[Task input]
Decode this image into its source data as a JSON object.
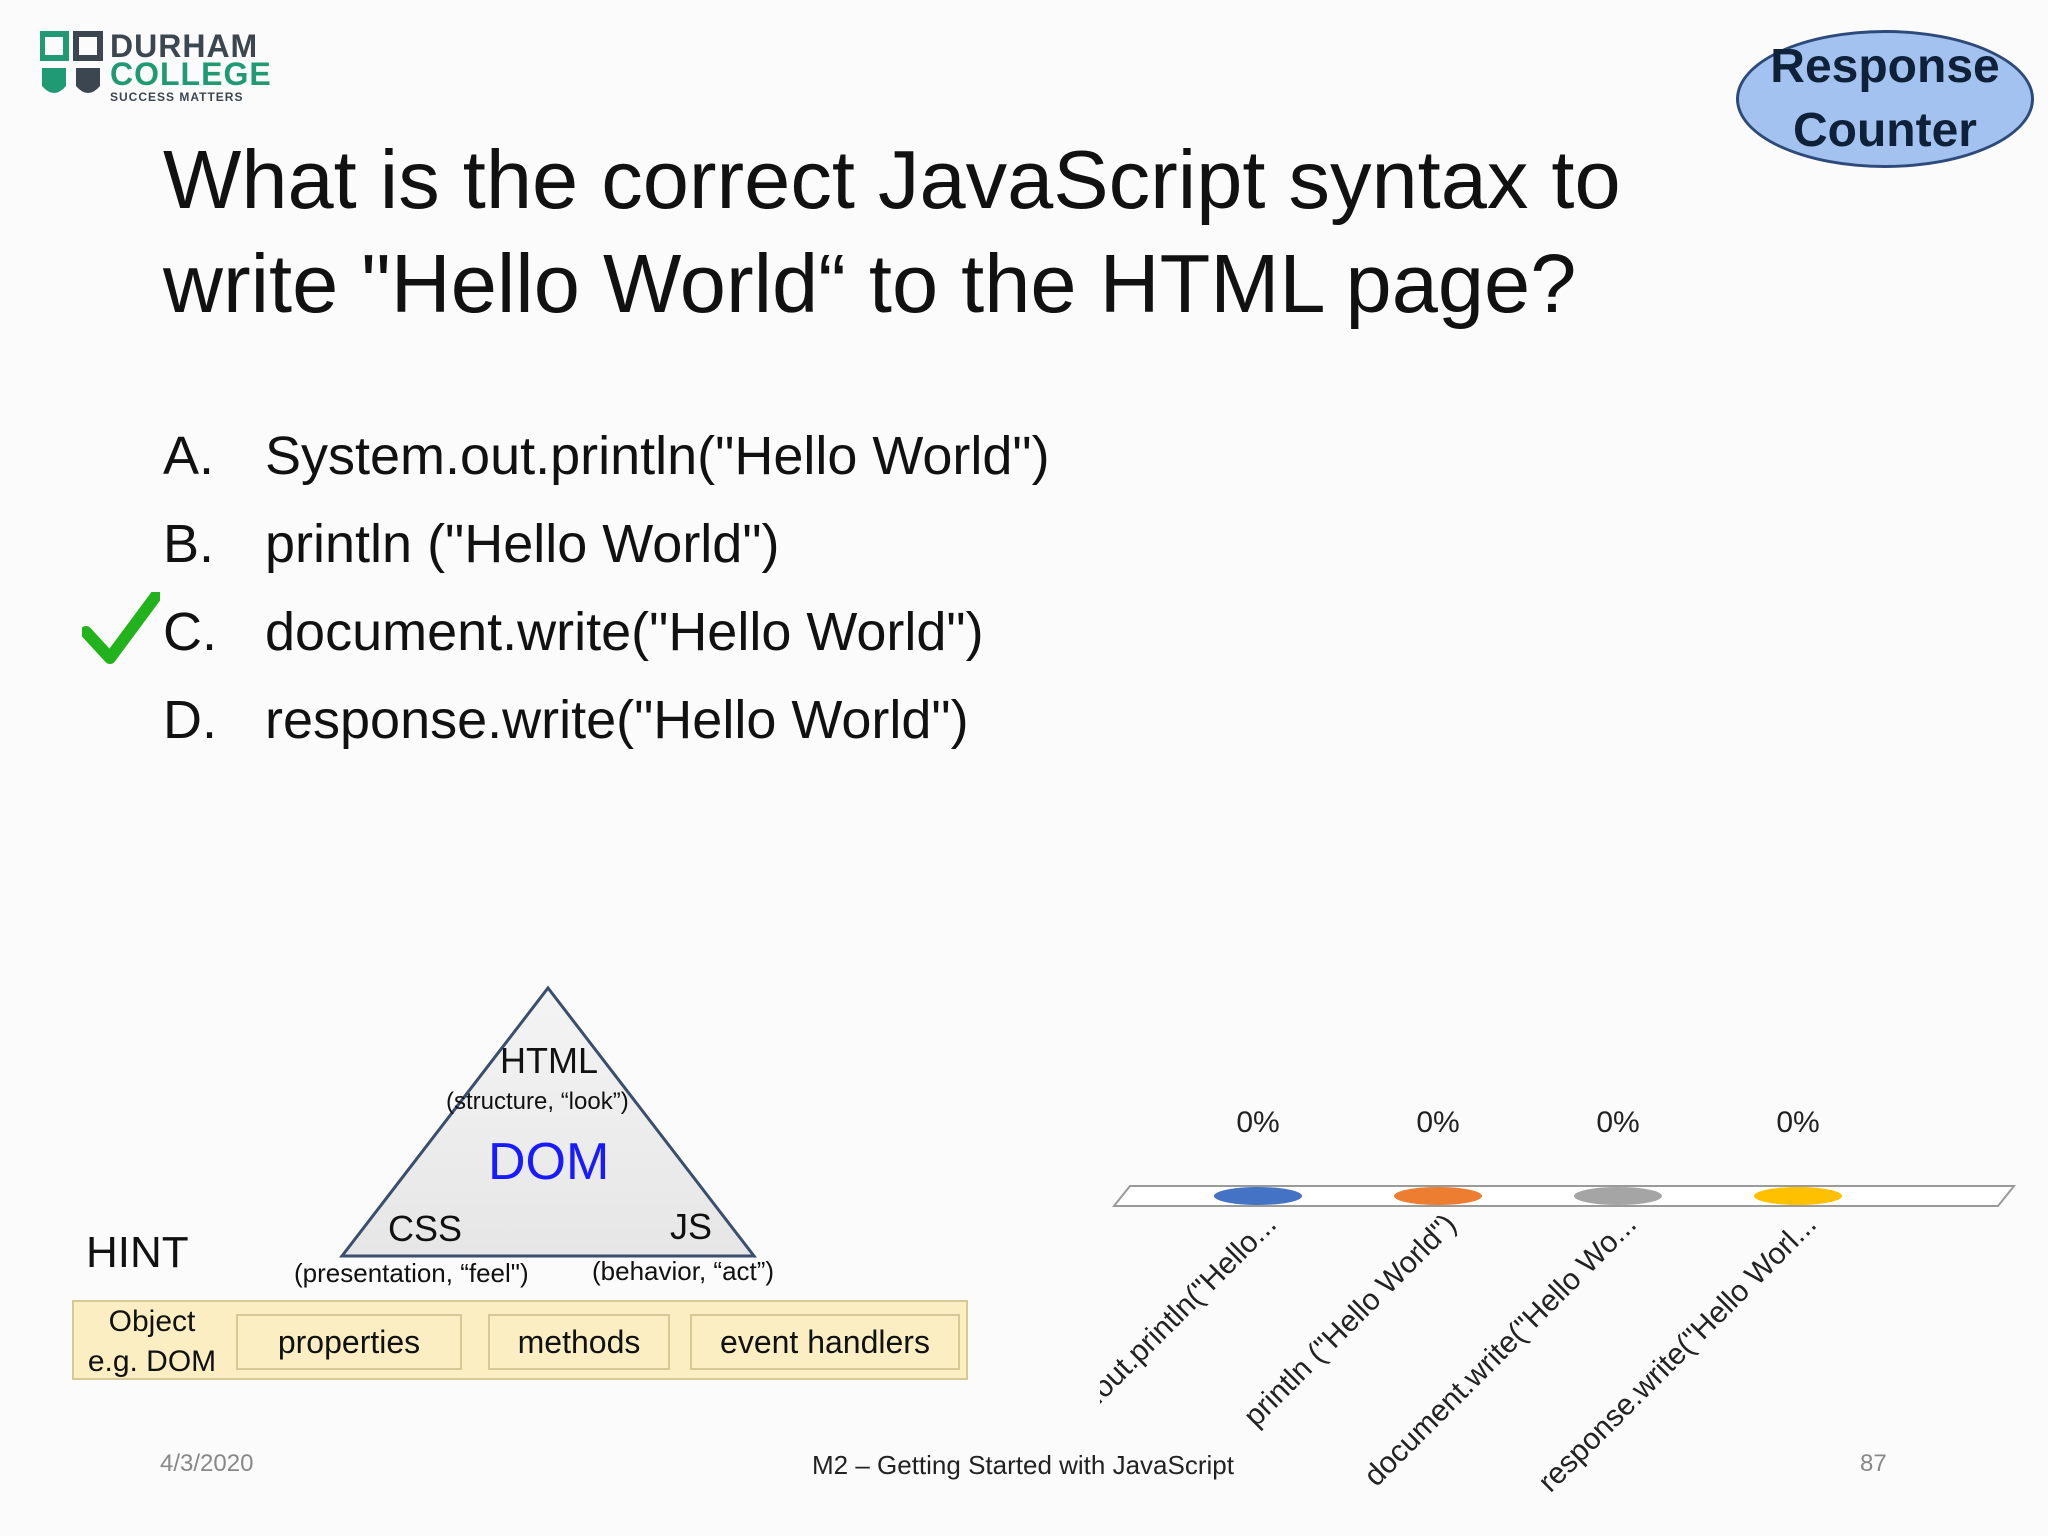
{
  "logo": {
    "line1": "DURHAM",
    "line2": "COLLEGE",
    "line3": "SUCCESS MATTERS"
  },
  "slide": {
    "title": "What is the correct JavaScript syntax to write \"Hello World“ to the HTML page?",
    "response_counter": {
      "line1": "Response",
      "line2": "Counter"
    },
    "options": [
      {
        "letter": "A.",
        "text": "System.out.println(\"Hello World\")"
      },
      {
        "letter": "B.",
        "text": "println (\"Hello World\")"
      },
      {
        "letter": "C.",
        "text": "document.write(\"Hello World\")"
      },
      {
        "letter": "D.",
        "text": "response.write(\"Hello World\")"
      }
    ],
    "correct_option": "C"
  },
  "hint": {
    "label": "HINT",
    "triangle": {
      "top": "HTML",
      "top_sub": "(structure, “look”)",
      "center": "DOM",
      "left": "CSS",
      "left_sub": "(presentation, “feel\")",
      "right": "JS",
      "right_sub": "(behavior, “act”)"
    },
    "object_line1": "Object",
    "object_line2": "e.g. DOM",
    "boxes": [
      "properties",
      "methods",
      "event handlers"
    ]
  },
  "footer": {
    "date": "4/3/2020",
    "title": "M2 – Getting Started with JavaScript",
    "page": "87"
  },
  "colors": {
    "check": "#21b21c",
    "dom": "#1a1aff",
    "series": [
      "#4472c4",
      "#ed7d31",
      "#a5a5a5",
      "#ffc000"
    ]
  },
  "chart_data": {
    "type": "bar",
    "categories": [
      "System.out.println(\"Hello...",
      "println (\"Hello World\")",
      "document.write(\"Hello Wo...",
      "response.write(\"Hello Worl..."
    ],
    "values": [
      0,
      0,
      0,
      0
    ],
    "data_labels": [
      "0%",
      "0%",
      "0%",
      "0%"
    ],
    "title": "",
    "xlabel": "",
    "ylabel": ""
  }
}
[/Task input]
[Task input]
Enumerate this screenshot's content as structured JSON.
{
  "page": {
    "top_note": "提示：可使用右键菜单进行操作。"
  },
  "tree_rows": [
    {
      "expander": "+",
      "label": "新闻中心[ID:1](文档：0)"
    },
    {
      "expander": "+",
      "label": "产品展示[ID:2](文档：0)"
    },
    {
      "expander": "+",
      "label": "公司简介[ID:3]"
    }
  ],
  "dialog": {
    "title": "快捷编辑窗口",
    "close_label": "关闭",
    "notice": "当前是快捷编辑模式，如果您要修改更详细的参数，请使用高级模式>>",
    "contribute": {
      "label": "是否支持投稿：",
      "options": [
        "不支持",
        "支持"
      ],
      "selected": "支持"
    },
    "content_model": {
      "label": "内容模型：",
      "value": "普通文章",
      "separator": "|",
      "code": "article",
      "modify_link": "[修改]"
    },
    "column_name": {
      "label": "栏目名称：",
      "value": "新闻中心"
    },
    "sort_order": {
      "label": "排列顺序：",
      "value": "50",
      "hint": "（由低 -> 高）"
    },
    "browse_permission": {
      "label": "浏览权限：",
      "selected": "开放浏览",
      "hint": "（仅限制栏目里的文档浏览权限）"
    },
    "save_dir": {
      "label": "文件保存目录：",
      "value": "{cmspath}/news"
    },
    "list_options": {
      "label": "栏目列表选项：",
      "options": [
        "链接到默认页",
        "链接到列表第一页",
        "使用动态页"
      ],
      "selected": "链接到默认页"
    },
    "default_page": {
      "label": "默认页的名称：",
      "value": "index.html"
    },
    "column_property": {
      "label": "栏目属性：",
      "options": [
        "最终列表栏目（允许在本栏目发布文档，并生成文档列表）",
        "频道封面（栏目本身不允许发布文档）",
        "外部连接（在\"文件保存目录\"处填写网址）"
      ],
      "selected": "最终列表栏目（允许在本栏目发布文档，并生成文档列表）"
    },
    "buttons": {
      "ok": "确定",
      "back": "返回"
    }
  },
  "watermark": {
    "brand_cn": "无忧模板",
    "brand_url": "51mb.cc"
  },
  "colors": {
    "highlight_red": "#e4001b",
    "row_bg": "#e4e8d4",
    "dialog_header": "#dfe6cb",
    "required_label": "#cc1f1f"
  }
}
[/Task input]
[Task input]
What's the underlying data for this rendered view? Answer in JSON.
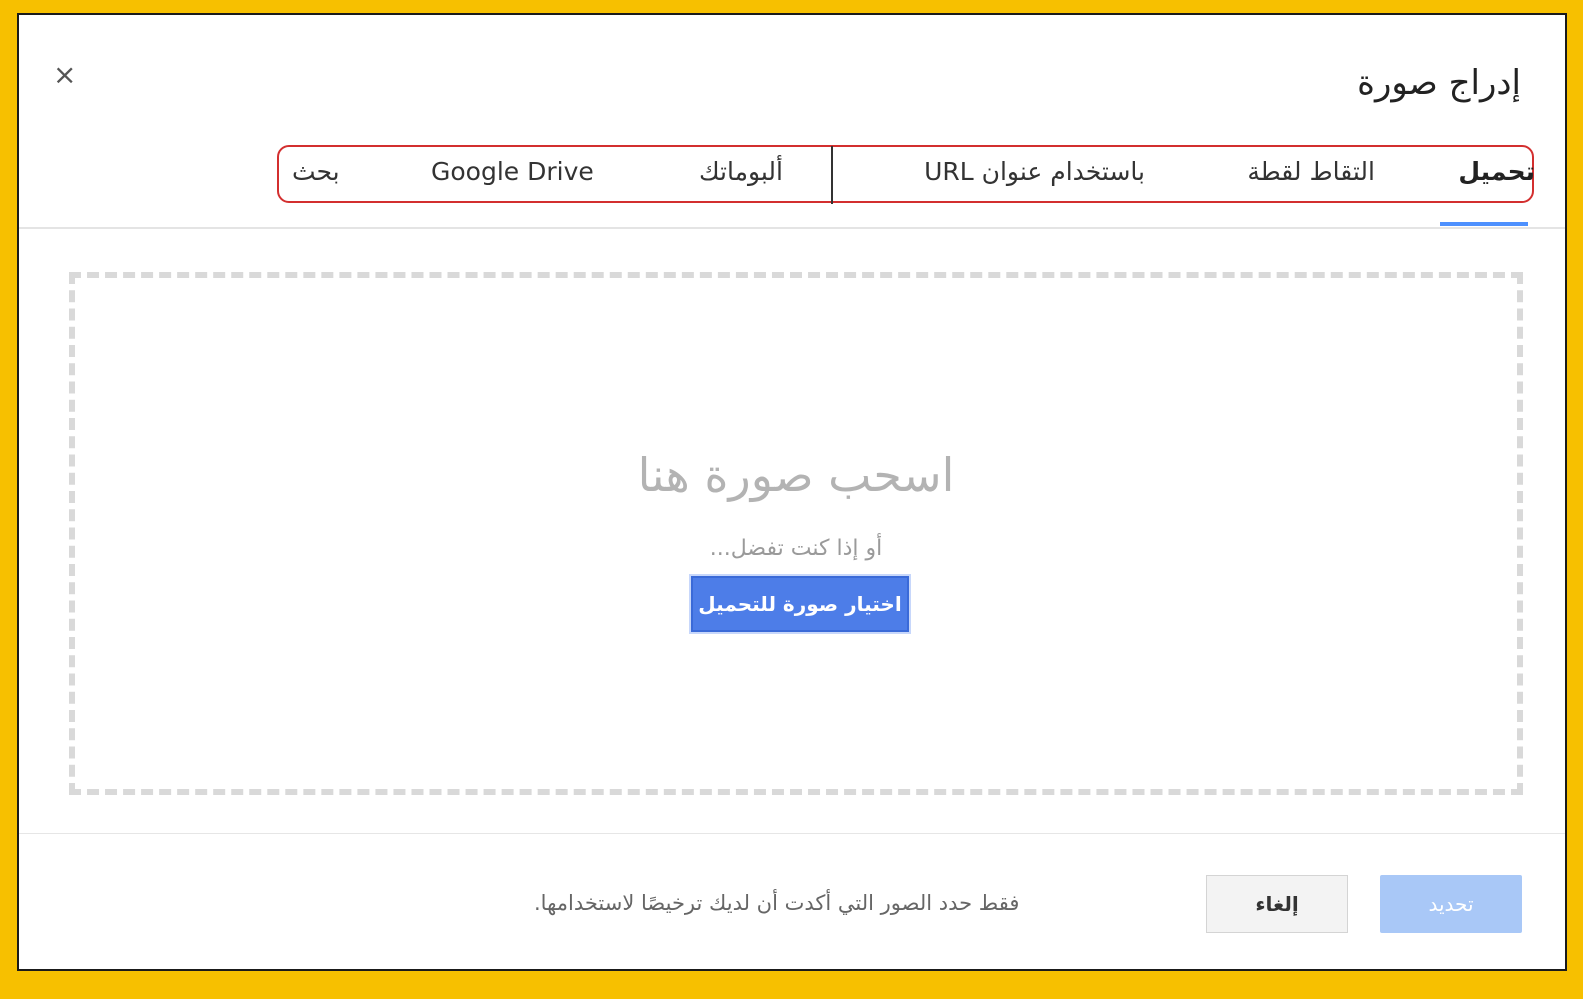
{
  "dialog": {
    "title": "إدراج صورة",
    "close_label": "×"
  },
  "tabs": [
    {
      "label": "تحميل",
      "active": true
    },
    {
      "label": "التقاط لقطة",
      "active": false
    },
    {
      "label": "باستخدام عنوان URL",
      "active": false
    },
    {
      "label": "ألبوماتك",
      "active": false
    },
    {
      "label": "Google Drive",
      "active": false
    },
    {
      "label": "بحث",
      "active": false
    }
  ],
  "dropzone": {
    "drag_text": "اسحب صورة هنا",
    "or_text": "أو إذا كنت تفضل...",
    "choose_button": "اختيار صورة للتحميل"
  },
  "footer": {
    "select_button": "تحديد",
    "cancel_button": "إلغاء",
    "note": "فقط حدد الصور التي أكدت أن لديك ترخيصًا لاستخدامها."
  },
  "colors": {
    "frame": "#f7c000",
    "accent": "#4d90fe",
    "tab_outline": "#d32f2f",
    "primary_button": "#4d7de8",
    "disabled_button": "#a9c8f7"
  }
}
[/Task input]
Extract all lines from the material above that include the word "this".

Decode this image into its source data as a JSON object.
Enumerate this screenshot's content as structured JSON.
What's the underlying data for this rendered view? Answer in JSON.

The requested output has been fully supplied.